Leave out the images and output the records word for word.

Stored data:
= Beginning of Section =

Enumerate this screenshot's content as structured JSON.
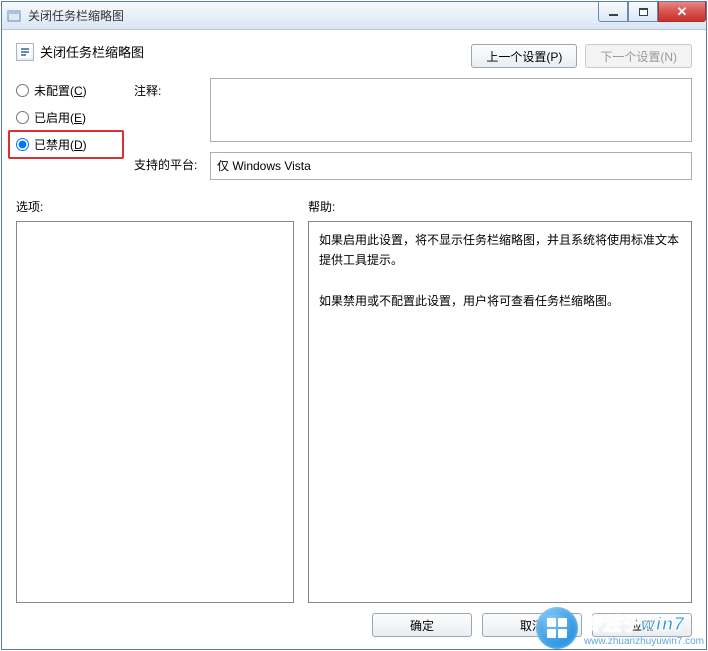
{
  "window": {
    "title": "关闭任务栏缩略图"
  },
  "header": {
    "title": "关闭任务栏缩略图"
  },
  "nav": {
    "prev_label": "上一个设置(P)",
    "prev_accesskey": "P",
    "next_label": "下一个设置(N)",
    "next_accesskey": "N",
    "next_enabled": false
  },
  "radios": {
    "not_configured": {
      "label": "未配置(C)",
      "accesskey": "C",
      "checked": false
    },
    "enabled": {
      "label": "已启用(E)",
      "accesskey": "E",
      "checked": false
    },
    "disabled": {
      "label": "已禁用(D)",
      "accesskey": "D",
      "checked": true
    }
  },
  "fields": {
    "comment_label": "注释:",
    "comment_value": "",
    "platform_label": "支持的平台:",
    "platform_value": "仅 Windows Vista"
  },
  "columns": {
    "options_label": "选项:",
    "help_label": "帮助:"
  },
  "help": {
    "p1": "如果启用此设置，将不显示任务栏缩略图，并且系统将使用标准文本提供工具提示。",
    "p2": "如果禁用或不配置此设置，用户将可查看任务栏缩略图。"
  },
  "actions": {
    "ok": "确定",
    "cancel": "取消",
    "apply": "应用"
  },
  "watermark": {
    "title": "专注于win7",
    "url": "www.zhuanzhuyuwin7.com"
  }
}
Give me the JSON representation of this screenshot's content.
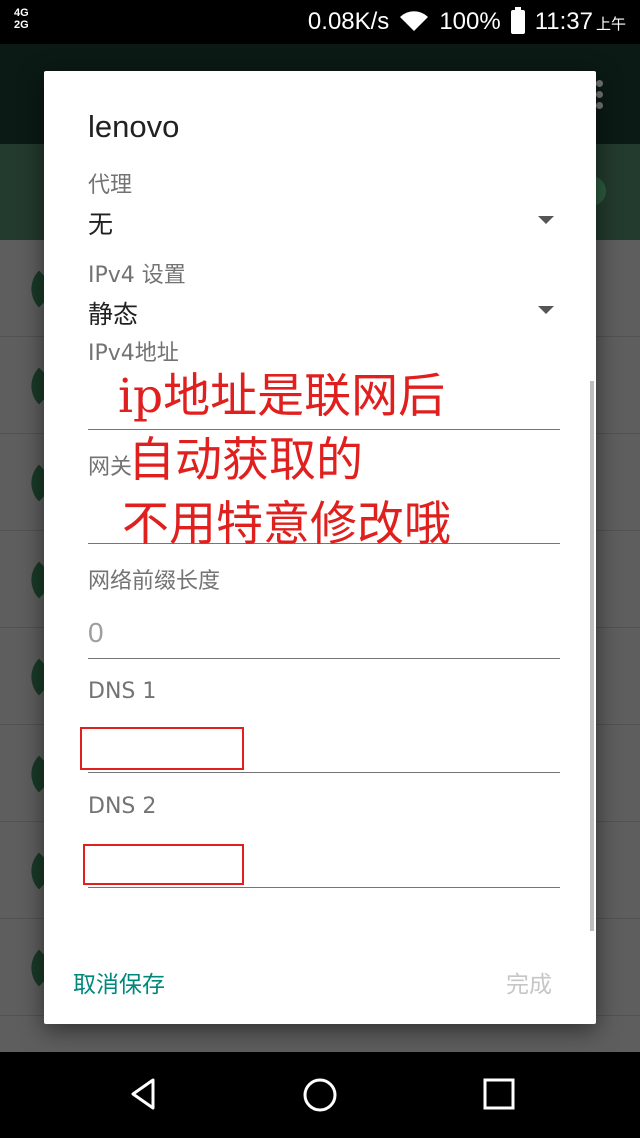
{
  "status_bar": {
    "signal_top": "4G",
    "signal_bottom": "2G",
    "speed": "0.08K/s",
    "battery": "100%",
    "time": "11:37",
    "ampm": "上午"
  },
  "dialog": {
    "title": "lenovo",
    "proxy": {
      "label": "代理",
      "value": "无"
    },
    "ipv4_settings": {
      "label": "IPv4 设置",
      "value": "静态"
    },
    "ipv4_address": {
      "label": "IPv4地址",
      "value": ""
    },
    "gateway": {
      "label": "网关",
      "value": ""
    },
    "prefix_length": {
      "label": "网络前缀长度",
      "value": "0"
    },
    "dns1": {
      "label": "DNS 1",
      "value": ""
    },
    "dns2": {
      "label": "DNS 2",
      "value": ""
    },
    "buttons": {
      "cancel_save": "取消保存",
      "done": "完成"
    }
  },
  "annotation": {
    "lines": [
      "ip地址是联网后",
      "自动获取的",
      "不用特意修改哦"
    ],
    "color": "#e0201e"
  },
  "nav_bar": {
    "icons": [
      "back-icon",
      "home-icon",
      "recents-icon"
    ]
  }
}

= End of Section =

* [Result of this task]
Enumerate this screenshot's content as structured JSON.
{
  "window": {
    "title": "关闭任务栏缩略图"
  },
  "header": {
    "title": "关闭任务栏缩略图"
  },
  "nav": {
    "prev_label": "上一个设置(P)",
    "prev_accesskey": "P",
    "next_label": "下一个设置(N)",
    "next_accesskey": "N",
    "next_enabled": false
  },
  "radios": {
    "not_configured": {
      "label": "未配置(C)",
      "accesskey": "C",
      "checked": false
    },
    "enabled": {
      "label": "已启用(E)",
      "accesskey": "E",
      "checked": false
    },
    "disabled": {
      "label": "已禁用(D)",
      "accesskey": "D",
      "checked": true
    }
  },
  "fields": {
    "comment_label": "注释:",
    "comment_value": "",
    "platform_label": "支持的平台:",
    "platform_value": "仅 Windows Vista"
  },
  "columns": {
    "options_label": "选项:",
    "help_label": "帮助:"
  },
  "help": {
    "p1": "如果启用此设置，将不显示任务栏缩略图，并且系统将使用标准文本提供工具提示。",
    "p2": "如果禁用或不配置此设置，用户将可查看任务栏缩略图。"
  },
  "actions": {
    "ok": "确定",
    "cancel": "取消",
    "apply": "应用"
  },
  "watermark": {
    "title": "专注于win7",
    "url": "www.zhuanzhuyuwin7.com"
  }
}
Give me the JSON representation of this screenshot's content.
{
  "status_bar": {
    "signal_top": "4G",
    "signal_bottom": "2G",
    "speed": "0.08K/s",
    "battery": "100%",
    "time": "11:37",
    "ampm": "上午"
  },
  "dialog": {
    "title": "lenovo",
    "proxy": {
      "label": "代理",
      "value": "无"
    },
    "ipv4_settings": {
      "label": "IPv4 设置",
      "value": "静态"
    },
    "ipv4_address": {
      "label": "IPv4地址",
      "value": ""
    },
    "gateway": {
      "label": "网关",
      "value": ""
    },
    "prefix_length": {
      "label": "网络前缀长度",
      "value": "0"
    },
    "dns1": {
      "label": "DNS 1",
      "value": ""
    },
    "dns2": {
      "label": "DNS 2",
      "value": ""
    },
    "buttons": {
      "cancel_save": "取消保存",
      "done": "完成"
    }
  },
  "annotation": {
    "lines": [
      "ip地址是联网后",
      "自动获取的",
      "不用特意修改哦"
    ],
    "color": "#e0201e"
  },
  "nav_bar": {
    "icons": [
      "back-icon",
      "home-icon",
      "recents-icon"
    ]
  }
}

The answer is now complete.